TASK TO COMPLETE:
Reproduce the data exactly.

DATA TO PROCESS:
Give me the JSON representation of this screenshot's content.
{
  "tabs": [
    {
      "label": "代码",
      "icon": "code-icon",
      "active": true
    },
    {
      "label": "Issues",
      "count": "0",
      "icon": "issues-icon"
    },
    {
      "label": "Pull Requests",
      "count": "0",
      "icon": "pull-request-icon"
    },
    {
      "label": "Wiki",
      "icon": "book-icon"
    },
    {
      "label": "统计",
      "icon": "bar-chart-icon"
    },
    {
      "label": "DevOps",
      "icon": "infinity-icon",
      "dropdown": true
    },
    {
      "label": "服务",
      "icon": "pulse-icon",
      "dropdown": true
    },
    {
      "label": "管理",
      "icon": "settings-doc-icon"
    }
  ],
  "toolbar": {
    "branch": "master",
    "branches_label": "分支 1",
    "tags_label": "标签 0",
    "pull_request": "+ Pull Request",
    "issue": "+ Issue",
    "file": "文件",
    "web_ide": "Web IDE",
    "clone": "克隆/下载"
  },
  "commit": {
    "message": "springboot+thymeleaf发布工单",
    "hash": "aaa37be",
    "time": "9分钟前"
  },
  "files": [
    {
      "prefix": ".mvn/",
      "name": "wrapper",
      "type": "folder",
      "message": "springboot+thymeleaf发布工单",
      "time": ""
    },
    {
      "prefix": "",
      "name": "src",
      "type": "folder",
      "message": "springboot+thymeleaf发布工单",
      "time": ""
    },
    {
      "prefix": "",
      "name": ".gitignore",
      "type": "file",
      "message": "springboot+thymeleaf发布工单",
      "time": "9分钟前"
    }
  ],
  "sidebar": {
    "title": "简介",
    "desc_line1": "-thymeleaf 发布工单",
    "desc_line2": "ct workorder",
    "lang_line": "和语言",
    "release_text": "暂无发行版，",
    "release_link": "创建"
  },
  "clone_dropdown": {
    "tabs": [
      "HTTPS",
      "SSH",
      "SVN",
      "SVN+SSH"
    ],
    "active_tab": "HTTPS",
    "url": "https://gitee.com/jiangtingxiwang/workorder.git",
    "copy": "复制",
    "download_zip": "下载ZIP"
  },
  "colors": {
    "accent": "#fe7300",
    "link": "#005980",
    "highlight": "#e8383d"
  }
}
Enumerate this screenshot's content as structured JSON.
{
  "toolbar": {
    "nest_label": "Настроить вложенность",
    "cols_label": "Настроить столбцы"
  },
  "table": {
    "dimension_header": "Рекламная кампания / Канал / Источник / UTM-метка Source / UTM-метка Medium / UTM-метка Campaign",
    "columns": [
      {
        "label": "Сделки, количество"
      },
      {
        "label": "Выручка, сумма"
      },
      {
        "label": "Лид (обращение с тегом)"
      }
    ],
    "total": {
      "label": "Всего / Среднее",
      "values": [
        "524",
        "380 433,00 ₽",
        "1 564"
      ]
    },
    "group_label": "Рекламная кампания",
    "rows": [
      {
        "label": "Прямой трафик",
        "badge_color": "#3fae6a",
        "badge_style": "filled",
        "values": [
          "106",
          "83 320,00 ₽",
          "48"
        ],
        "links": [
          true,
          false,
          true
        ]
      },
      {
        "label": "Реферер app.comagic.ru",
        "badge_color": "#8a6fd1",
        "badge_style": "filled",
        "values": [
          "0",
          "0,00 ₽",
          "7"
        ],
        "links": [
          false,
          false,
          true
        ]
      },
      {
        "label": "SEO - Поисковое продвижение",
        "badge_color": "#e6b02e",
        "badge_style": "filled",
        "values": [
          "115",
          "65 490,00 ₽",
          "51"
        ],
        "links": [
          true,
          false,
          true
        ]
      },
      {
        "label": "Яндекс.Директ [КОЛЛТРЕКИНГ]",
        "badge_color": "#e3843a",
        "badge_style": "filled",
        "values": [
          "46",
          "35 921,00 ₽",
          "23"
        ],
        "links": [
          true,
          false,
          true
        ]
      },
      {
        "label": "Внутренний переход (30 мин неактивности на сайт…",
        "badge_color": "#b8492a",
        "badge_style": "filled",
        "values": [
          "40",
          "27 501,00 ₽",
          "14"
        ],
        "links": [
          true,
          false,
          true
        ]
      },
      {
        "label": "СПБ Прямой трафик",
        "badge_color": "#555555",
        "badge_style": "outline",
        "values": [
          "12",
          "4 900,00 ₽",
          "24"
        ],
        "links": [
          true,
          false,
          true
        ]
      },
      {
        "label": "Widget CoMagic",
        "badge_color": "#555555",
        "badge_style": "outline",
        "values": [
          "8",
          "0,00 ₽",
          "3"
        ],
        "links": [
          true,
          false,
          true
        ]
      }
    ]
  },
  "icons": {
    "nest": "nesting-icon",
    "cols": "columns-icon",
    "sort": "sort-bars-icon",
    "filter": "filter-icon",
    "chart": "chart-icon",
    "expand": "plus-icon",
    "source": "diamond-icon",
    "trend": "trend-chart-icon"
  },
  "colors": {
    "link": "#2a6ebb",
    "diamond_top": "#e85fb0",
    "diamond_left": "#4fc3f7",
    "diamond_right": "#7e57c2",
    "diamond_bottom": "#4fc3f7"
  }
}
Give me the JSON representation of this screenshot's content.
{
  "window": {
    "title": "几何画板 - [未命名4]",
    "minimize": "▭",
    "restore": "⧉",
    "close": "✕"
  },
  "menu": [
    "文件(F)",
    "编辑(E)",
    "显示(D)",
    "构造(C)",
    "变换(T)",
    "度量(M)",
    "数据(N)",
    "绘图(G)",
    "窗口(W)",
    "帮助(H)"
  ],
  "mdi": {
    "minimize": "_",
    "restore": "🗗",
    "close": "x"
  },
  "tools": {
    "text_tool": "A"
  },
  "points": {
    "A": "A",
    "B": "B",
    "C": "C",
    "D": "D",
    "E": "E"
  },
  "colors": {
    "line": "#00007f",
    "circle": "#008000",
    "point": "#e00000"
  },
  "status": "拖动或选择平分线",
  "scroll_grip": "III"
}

RESPONSE AREA:
Give me the JSON representation of this screenshot's content.
{
  "tabs": [
    {
      "label": "代码",
      "icon": "code-icon",
      "active": true
    },
    {
      "label": "Issues",
      "count": "0",
      "icon": "issues-icon"
    },
    {
      "label": "Pull Requests",
      "count": "0",
      "icon": "pull-request-icon"
    },
    {
      "label": "Wiki",
      "icon": "book-icon"
    },
    {
      "label": "统计",
      "icon": "bar-chart-icon"
    },
    {
      "label": "DevOps",
      "icon": "infinity-icon",
      "dropdown": true
    },
    {
      "label": "服务",
      "icon": "pulse-icon",
      "dropdown": true
    },
    {
      "label": "管理",
      "icon": "settings-doc-icon"
    }
  ],
  "toolbar": {
    "branch": "master",
    "branches_label": "分支 1",
    "tags_label": "标签 0",
    "pull_request": "+ Pull Request",
    "issue": "+ Issue",
    "file": "文件",
    "web_ide": "Web IDE",
    "clone": "克隆/下载"
  },
  "commit": {
    "message": "springboot+thymeleaf发布工单",
    "hash": "aaa37be",
    "time": "9分钟前"
  },
  "files": [
    {
      "prefix": ".mvn/",
      "name": "wrapper",
      "type": "folder",
      "message": "springboot+thymeleaf发布工单",
      "time": ""
    },
    {
      "prefix": "",
      "name": "src",
      "type": "folder",
      "message": "springboot+thymeleaf发布工单",
      "time": ""
    },
    {
      "prefix": "",
      "name": ".gitignore",
      "type": "file",
      "message": "springboot+thymeleaf发布工单",
      "time": "9分钟前"
    }
  ],
  "sidebar": {
    "title": "简介",
    "desc_line1": "-thymeleaf 发布工单",
    "desc_line2": "ct workorder",
    "lang_line": "和语言",
    "release_text": "暂无发行版，",
    "release_link": "创建"
  },
  "clone_dropdown": {
    "tabs": [
      "HTTPS",
      "SSH",
      "SVN",
      "SVN+SSH"
    ],
    "active_tab": "HTTPS",
    "url": "https://gitee.com/jiangtingxiwang/workorder.git",
    "copy": "复制",
    "download_zip": "下载ZIP"
  },
  "colors": {
    "accent": "#fe7300",
    "link": "#005980",
    "highlight": "#e8383d"
  }
}
Enumerate this screenshot's content as structured JSON.
{
  "toolbar": {
    "nest_label": "Настроить вложенность",
    "cols_label": "Настроить столбцы"
  },
  "table": {
    "dimension_header": "Рекламная кампания / Канал / Источник / UTM-метка Source / UTM-метка Medium / UTM-метка Campaign",
    "columns": [
      {
        "label": "Сделки, количество"
      },
      {
        "label": "Выручка, сумма"
      },
      {
        "label": "Лид (обращение с тегом)"
      }
    ],
    "total": {
      "label": "Всего / Среднее",
      "values": [
        "524",
        "380 433,00 ₽",
        "1 564"
      ]
    },
    "group_label": "Рекламная кампания",
    "rows": [
      {
        "label": "Прямой трафик",
        "badge_color": "#3fae6a",
        "badge_style": "filled",
        "values": [
          "106",
          "83 320,00 ₽",
          "48"
        ],
        "links": [
          true,
          false,
          true
        ]
      },
      {
        "label": "Реферер app.comagic.ru",
        "badge_color": "#8a6fd1",
        "badge_style": "filled",
        "values": [
          "0",
          "0,00 ₽",
          "7"
        ],
        "links": [
          false,
          false,
          true
        ]
      },
      {
        "label": "SEO - Поисковое продвижение",
        "badge_color": "#e6b02e",
        "badge_style": "filled",
        "values": [
          "115",
          "65 490,00 ₽",
          "51"
        ],
        "links": [
          true,
          false,
          true
        ]
      },
      {
        "label": "Яндекс.Директ [КОЛЛТРЕКИНГ]",
        "badge_color": "#e3843a",
        "badge_style": "filled",
        "values": [
          "46",
          "35 921,00 ₽",
          "23"
        ],
        "links": [
          true,
          false,
          true
        ]
      },
      {
        "label": "Внутренний переход (30 мин неактивности на сайт…",
        "badge_color": "#b8492a",
        "badge_style": "filled",
        "values": [
          "40",
          "27 501,00 ₽",
          "14"
        ],
        "links": [
          true,
          false,
          true
        ]
      },
      {
        "label": "СПБ Прямой трафик",
        "badge_color": "#555555",
        "badge_style": "outline",
        "values": [
          "12",
          "4 900,00 ₽",
          "24"
        ],
        "links": [
          true,
          false,
          true
        ]
      },
      {
        "label": "Widget CoMagic",
        "badge_color": "#555555",
        "badge_style": "outline",
        "values": [
          "8",
          "0,00 ₽",
          "3"
        ],
        "links": [
          true,
          false,
          true
        ]
      }
    ]
  },
  "icons": {
    "nest": "nesting-icon",
    "cols": "columns-icon",
    "sort": "sort-bars-icon",
    "filter": "filter-icon",
    "chart": "chart-icon",
    "expand": "plus-icon",
    "source": "diamond-icon",
    "trend": "trend-chart-icon"
  },
  "colors": {
    "link": "#2a6ebb",
    "diamond_top": "#e85fb0",
    "diamond_left": "#4fc3f7",
    "diamond_right": "#7e57c2",
    "diamond_bottom": "#4fc3f7"
  }
}
Give me the JSON representation of this screenshot's content.
{
  "window": {
    "title": "几何画板 - [未命名4]",
    "minimize": "▭",
    "restore": "⧉",
    "close": "✕"
  },
  "menu": [
    "文件(F)",
    "编辑(E)",
    "显示(D)",
    "构造(C)",
    "变换(T)",
    "度量(M)",
    "数据(N)",
    "绘图(G)",
    "窗口(W)",
    "帮助(H)"
  ],
  "mdi": {
    "minimize": "_",
    "restore": "🗗",
    "close": "x"
  },
  "tools": {
    "text_tool": "A"
  },
  "points": {
    "A": "A",
    "B": "B",
    "C": "C",
    "D": "D",
    "E": "E"
  },
  "colors": {
    "line": "#00007f",
    "circle": "#008000",
    "point": "#e00000"
  },
  "status": "拖动或选择平分线",
  "scroll_grip": "III"
}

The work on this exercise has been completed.